Exercise. Copy each line that includes the string "this" from the material into your answer.

####################

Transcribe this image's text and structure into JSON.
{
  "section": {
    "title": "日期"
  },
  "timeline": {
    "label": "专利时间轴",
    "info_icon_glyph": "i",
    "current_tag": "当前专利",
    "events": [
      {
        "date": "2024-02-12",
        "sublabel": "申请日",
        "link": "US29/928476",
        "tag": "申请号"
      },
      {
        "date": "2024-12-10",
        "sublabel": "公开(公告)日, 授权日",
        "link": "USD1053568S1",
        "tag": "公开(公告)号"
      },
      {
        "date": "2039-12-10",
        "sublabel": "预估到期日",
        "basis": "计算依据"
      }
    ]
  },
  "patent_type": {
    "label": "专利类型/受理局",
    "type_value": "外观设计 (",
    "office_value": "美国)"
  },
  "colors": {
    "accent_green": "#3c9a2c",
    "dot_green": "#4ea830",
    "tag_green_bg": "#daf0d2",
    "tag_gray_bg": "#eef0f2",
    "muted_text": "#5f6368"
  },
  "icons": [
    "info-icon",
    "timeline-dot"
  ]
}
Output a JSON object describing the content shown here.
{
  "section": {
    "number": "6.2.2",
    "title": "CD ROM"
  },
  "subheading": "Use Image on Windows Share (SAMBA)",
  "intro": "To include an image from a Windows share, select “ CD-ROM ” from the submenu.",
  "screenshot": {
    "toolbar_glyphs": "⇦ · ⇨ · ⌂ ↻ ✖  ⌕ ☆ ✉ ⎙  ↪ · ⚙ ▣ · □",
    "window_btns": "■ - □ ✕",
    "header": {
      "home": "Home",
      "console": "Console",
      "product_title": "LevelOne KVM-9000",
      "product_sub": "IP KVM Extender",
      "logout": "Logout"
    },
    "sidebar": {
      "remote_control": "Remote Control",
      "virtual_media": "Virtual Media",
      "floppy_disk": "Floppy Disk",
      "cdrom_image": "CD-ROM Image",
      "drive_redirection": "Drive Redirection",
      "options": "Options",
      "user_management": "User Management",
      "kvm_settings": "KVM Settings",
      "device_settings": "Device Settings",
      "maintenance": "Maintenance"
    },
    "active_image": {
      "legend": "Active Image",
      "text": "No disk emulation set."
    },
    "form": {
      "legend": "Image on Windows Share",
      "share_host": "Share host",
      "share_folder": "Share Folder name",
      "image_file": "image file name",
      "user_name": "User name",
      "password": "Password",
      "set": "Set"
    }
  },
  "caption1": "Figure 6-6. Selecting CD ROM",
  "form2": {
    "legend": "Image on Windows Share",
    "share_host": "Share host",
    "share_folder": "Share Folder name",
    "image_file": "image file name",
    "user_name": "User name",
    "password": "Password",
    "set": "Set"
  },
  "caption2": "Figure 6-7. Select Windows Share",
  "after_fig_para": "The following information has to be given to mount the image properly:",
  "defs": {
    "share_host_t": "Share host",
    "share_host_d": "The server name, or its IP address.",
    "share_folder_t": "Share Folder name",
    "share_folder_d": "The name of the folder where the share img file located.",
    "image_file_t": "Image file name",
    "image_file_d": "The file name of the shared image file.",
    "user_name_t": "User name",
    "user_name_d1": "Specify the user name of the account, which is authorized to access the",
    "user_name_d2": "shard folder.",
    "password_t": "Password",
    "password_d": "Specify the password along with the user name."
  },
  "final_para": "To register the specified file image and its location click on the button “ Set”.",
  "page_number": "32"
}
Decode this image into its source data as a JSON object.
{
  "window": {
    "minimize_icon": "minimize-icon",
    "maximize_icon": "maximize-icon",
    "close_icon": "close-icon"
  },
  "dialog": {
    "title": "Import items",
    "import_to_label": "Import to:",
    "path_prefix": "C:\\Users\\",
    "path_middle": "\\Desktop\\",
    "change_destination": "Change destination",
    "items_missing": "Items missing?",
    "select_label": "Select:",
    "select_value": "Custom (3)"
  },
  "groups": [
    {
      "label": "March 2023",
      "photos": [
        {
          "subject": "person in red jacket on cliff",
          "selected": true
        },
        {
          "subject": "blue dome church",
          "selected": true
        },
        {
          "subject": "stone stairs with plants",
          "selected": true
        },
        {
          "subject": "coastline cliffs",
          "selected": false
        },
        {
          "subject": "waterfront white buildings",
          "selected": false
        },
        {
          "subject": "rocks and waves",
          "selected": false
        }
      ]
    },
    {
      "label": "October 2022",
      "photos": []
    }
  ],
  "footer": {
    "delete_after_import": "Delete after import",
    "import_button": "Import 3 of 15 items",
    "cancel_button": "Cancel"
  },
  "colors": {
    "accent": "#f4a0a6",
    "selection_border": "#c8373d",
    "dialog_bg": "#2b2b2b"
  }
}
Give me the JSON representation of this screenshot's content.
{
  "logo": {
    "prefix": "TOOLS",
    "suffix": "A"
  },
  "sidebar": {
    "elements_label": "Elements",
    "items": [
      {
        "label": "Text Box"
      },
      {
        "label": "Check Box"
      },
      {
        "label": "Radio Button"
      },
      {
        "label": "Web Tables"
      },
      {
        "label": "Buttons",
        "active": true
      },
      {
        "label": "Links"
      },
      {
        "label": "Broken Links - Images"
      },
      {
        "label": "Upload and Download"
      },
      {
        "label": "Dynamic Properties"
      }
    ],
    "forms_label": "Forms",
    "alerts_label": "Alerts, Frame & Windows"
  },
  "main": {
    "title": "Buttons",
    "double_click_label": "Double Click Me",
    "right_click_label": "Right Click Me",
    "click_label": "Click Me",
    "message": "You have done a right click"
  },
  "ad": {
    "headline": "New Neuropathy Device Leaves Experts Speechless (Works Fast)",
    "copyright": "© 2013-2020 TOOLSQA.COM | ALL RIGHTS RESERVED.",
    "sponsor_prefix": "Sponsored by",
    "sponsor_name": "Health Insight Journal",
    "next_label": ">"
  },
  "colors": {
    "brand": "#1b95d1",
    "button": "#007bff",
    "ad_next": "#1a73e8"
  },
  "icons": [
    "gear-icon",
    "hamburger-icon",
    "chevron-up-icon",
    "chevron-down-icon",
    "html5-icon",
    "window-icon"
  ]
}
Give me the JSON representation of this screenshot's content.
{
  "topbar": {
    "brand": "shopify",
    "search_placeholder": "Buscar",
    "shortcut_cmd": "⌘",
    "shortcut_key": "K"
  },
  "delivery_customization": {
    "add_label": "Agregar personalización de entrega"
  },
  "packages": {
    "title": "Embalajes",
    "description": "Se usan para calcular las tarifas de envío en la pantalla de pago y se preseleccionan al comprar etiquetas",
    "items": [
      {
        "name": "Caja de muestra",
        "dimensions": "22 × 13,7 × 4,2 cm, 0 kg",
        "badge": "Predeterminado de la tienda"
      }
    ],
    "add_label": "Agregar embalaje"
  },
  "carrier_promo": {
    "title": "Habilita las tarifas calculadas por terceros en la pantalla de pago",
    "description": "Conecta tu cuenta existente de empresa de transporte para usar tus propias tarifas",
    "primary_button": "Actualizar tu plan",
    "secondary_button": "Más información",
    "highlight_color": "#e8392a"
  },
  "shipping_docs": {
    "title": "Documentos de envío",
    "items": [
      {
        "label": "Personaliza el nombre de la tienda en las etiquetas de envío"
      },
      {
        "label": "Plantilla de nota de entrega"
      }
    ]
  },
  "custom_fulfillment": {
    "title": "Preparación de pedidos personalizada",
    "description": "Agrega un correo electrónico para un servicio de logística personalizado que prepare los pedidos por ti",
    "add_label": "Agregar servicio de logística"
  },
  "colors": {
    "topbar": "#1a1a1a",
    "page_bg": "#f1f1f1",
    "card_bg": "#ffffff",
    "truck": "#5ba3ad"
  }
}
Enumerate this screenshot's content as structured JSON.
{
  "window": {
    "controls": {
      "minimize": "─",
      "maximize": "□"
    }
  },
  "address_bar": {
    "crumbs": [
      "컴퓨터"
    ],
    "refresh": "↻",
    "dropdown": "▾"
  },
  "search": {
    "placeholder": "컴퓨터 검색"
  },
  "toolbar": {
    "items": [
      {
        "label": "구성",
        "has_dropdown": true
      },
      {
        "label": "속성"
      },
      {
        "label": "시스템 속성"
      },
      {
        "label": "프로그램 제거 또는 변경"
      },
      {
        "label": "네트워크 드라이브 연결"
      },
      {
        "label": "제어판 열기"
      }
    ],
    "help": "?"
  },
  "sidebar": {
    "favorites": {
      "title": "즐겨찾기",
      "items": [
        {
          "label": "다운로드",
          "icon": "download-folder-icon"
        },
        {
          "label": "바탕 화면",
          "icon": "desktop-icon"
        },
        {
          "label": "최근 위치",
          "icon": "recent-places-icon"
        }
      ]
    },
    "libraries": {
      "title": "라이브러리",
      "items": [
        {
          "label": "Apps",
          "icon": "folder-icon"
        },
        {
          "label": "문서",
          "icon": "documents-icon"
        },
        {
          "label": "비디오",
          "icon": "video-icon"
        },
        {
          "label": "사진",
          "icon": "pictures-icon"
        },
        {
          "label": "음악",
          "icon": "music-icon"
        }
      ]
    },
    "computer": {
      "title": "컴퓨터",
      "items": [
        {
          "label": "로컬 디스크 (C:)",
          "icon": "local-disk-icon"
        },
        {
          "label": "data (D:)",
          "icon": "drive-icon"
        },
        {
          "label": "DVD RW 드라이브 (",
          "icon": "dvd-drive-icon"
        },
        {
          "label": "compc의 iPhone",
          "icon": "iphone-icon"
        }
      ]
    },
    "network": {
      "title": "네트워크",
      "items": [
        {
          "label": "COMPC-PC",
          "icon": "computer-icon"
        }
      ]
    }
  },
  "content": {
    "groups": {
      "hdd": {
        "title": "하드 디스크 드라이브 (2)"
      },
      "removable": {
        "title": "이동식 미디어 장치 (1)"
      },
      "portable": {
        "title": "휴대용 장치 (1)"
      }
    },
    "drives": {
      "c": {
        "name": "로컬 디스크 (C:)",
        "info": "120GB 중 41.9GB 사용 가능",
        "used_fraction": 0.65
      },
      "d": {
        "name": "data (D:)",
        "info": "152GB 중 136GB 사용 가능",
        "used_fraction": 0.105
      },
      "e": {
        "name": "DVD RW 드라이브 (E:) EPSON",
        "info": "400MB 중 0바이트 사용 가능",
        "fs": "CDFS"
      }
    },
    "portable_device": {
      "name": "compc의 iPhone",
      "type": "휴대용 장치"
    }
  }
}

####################

Task response.
Transcribe this image's text and structure into JSON.
Decode this image into its source data as a JSON object.
Give me the JSON representation of this screenshot's content.
Give me the JSON representation of this screenshot's content.
Enumerate this screenshot's content as structured JSON.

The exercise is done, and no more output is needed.